Governments are teaming with commercial interests to line the Interstate-35 corridor with hundreds of charging stations for the expected coming flood of electric vehicles
DALLAS (Feb. 21, 2011) – It may have started in California, but Texas is emerging as the next hotbed to incubate the emerging electric vehicle craze. It was recently reported that Austin will be installing hundreds of re-charging units around the city, and now governments up and down I-35 are planning to do the same.
The first meeting to plan for implementation is being held tomorrow in New Braunfels, Texas, and includes such organizations as Austin Energy, the Guadalupe Valley Electric Cooperative, with diverse organizations from Georgetown to San Antonio and beyond. “We know that electric vehicles will enjoy faster penetration in the marketplace if it’s easy for customers to take their vehicles anywhere they want to within the corridor,” said Karl Rabago, VP of Distributed Services for Austin Energy.
With leadership from Texas, it is expected communities through the entire expanse of the NAFTA Highway will follow with their own recharging locations.
Since half the electricity in this country currently comes from coal, Rabago was asked if we really are just replacing dirty gasoline with dirty coal. “Even running our electric vehicles on 100% coal, electricity produces better local environment benefits and better net efficiency than running it on gasoline,” said Rabago, who commented on the ScienceNews Radio Network program, the Promise of Tomorrow with Colonel Mason by phone from his office. The program is now archived at the website for its world audience.

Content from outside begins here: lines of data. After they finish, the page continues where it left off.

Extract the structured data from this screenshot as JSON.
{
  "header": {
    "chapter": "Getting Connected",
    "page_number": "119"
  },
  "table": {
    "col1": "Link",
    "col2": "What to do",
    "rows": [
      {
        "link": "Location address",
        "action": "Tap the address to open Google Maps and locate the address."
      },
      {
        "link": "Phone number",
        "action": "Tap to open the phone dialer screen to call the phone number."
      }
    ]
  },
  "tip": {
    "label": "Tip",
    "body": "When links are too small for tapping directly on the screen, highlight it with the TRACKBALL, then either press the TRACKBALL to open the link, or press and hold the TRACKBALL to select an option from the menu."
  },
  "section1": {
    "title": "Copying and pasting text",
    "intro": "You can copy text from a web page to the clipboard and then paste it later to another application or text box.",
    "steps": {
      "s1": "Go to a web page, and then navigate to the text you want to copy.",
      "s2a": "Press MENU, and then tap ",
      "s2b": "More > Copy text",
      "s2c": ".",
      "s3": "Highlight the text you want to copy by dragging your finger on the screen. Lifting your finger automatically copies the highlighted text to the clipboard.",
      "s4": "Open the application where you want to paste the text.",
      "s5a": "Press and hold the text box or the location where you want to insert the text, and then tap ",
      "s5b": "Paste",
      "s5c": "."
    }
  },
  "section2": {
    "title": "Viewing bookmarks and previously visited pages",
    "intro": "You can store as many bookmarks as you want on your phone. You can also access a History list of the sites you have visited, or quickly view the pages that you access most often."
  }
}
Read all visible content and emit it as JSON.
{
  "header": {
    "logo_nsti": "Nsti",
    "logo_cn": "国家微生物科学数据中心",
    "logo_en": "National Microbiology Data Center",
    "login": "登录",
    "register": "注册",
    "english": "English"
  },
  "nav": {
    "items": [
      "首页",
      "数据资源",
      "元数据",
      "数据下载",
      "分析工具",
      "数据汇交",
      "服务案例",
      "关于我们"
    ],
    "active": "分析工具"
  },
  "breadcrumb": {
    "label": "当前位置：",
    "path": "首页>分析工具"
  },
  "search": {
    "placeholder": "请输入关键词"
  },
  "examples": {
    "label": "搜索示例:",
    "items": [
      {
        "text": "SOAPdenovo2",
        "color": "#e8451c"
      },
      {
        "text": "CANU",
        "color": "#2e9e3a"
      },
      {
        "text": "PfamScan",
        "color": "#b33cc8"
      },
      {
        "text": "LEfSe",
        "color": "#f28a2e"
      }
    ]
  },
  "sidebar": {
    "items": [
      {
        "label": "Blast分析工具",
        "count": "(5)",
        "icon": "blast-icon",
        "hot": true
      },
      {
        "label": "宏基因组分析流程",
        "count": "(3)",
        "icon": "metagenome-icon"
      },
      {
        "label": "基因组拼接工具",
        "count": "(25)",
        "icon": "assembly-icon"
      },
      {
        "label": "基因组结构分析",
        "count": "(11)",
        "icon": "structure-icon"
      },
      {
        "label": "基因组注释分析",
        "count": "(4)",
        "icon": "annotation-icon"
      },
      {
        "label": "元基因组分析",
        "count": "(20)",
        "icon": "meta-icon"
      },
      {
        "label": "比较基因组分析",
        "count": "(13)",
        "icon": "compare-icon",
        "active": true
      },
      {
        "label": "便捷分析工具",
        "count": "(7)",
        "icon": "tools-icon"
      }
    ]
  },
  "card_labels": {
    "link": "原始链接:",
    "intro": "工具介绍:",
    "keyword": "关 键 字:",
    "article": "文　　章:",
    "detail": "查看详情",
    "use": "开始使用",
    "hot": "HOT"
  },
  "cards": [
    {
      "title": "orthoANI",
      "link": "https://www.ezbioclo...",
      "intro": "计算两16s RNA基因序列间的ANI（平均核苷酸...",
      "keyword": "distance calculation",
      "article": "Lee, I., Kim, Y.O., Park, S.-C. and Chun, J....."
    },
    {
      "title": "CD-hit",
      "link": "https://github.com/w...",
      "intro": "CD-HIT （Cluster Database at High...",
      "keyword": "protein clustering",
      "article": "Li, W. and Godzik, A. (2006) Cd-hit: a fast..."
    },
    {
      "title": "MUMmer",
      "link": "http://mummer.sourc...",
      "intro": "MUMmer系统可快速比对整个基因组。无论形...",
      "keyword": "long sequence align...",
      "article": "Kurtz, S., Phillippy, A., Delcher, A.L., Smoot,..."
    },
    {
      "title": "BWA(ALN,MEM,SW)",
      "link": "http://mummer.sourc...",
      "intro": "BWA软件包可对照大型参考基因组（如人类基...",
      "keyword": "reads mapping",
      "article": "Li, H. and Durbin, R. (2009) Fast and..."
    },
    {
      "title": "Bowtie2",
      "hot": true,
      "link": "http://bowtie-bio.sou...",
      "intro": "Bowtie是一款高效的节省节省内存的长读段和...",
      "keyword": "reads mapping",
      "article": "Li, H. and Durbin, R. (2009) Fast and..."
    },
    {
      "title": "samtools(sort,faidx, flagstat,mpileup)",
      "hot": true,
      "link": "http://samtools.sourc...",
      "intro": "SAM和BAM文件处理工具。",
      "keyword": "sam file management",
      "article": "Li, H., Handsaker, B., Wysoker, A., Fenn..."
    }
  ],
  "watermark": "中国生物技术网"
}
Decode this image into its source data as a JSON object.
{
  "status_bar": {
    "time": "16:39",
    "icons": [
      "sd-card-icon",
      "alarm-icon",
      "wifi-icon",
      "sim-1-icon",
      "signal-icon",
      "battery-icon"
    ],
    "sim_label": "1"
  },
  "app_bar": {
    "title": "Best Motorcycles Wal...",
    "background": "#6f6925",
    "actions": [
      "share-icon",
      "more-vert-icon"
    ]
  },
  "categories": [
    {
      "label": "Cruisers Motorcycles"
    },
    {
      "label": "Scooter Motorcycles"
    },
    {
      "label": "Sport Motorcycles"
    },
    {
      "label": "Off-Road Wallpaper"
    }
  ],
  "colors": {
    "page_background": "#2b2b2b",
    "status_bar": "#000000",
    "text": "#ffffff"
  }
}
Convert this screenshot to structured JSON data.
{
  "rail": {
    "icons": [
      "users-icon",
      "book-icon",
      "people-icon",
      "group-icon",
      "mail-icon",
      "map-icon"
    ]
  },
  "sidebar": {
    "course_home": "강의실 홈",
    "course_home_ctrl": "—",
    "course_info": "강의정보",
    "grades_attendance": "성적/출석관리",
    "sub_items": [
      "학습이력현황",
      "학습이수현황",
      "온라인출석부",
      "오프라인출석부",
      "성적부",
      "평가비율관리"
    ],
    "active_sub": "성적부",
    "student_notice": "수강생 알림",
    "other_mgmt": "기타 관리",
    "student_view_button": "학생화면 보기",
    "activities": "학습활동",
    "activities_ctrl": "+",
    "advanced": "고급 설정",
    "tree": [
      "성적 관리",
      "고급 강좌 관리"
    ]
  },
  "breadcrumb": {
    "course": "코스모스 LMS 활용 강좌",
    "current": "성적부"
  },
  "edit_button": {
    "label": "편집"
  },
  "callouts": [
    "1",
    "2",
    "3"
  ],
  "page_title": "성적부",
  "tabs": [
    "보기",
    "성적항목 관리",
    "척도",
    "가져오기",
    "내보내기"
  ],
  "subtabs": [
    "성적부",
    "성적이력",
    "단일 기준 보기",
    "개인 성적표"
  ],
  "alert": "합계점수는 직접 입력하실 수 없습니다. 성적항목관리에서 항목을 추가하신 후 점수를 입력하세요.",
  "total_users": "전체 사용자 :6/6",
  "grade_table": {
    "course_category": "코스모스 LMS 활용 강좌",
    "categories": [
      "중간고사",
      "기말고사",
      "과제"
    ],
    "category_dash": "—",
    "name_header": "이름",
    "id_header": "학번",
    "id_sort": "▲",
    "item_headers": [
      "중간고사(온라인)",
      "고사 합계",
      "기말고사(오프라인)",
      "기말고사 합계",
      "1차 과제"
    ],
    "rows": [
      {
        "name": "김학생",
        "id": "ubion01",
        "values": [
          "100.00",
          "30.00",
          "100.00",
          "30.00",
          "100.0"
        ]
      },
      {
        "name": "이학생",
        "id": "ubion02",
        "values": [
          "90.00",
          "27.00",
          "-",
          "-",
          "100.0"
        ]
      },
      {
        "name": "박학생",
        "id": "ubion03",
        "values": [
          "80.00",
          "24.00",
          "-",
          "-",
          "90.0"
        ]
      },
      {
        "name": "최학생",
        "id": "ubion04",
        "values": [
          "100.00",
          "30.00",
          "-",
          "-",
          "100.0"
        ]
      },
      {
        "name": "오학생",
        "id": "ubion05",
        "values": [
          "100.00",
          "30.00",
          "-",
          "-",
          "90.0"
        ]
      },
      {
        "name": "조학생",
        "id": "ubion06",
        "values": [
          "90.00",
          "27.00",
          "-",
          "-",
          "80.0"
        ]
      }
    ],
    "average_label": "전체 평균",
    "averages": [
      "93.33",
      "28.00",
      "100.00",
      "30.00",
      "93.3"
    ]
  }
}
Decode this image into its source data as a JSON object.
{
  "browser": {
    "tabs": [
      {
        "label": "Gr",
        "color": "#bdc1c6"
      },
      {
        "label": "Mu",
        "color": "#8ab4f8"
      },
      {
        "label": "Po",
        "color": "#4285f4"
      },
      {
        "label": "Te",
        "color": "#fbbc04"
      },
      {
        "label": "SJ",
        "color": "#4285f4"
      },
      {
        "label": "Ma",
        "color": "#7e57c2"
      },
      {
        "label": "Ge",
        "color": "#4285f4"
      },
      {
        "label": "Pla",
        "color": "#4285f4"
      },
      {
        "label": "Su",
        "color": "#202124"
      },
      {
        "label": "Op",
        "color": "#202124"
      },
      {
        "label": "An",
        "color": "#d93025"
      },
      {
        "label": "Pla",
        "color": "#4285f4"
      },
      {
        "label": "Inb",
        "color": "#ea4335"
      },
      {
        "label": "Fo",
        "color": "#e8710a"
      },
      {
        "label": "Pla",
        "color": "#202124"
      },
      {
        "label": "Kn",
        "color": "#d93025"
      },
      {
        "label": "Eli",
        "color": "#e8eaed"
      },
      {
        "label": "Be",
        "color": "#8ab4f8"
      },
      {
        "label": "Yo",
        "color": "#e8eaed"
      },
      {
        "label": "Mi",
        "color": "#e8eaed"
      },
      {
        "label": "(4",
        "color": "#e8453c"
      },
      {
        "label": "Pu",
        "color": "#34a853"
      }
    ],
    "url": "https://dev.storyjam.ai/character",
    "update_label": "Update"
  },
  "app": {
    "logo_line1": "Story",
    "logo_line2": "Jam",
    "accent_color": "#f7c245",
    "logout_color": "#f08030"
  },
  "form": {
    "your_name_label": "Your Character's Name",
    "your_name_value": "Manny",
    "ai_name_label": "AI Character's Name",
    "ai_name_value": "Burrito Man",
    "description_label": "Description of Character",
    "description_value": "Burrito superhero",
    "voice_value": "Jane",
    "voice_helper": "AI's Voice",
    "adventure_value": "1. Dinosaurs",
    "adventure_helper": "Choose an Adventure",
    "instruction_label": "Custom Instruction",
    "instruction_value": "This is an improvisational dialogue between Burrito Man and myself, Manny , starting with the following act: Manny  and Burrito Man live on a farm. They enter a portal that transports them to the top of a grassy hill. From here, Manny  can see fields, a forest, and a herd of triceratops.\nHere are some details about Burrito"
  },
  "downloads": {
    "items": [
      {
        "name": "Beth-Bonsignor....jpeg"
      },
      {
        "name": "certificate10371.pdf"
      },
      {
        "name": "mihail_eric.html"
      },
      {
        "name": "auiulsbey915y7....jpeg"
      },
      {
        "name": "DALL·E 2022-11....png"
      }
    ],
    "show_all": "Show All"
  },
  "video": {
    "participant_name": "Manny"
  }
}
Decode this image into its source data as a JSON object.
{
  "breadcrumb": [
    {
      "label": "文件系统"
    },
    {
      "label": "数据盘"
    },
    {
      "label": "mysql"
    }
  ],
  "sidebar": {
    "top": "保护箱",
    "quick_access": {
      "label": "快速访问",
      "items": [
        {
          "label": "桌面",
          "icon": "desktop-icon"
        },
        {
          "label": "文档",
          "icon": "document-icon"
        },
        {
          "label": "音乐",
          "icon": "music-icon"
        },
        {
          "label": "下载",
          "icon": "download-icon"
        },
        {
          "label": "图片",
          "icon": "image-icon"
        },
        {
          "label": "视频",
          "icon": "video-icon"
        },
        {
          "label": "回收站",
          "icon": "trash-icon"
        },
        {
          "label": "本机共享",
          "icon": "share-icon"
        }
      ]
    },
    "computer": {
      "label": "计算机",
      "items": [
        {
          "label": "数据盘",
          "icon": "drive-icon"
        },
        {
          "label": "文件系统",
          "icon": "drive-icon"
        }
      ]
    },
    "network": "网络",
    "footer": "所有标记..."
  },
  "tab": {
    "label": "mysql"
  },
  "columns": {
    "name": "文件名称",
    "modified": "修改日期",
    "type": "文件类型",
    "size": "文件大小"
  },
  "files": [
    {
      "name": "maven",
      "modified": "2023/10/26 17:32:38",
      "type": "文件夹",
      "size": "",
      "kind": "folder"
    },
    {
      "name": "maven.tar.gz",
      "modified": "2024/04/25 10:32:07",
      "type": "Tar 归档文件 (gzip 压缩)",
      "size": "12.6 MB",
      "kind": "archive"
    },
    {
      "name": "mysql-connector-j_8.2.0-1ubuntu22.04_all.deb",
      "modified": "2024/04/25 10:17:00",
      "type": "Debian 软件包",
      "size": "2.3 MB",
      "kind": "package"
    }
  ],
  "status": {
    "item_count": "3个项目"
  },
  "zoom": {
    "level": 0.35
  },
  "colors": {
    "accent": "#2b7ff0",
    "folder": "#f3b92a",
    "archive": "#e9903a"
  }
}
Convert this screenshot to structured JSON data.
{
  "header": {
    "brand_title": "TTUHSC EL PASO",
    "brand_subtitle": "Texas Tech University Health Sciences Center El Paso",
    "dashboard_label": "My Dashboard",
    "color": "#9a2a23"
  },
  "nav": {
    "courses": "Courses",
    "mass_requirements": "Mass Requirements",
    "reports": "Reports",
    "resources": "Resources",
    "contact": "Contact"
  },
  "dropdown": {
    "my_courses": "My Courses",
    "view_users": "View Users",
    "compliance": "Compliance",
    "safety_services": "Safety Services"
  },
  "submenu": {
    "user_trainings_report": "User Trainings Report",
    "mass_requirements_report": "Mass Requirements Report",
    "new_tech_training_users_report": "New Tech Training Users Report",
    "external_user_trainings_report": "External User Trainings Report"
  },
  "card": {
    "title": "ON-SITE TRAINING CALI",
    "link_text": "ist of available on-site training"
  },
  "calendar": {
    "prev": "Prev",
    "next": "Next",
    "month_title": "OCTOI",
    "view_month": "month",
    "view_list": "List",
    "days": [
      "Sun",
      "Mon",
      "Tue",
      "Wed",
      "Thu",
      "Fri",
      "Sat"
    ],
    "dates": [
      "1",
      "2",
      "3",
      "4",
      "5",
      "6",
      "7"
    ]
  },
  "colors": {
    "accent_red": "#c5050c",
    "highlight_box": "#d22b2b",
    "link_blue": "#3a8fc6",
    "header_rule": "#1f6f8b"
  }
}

On the program, Rabago said transforming our petro based vehicles to electrical accomplishes three things: improvement in emissions, allows us to make greater use of renewable energy, and “it migrates our economy to something that we can locally produce as opposed to being dependent upon imports from countries that sometimes are politically unstable and other times are downright hostile.” And not to act, Rabago warned of a “darker scenario in which we are all stuck buying foreign oil and chocking on the exhaust.”
Rabago is one of three speakers from Austin Energy who will be making presentations on the subject at the Electric Vehicles and Personal Transportation workshop produced by IEEE-USA March 4, 8am- 5pm, in conjunction with their annual meeting, Engineering in Motion at the Renaissance Hotel, 9721 Arboretum Boulevard, Austin, Texas 78759. The public is urged to attend and register at the website.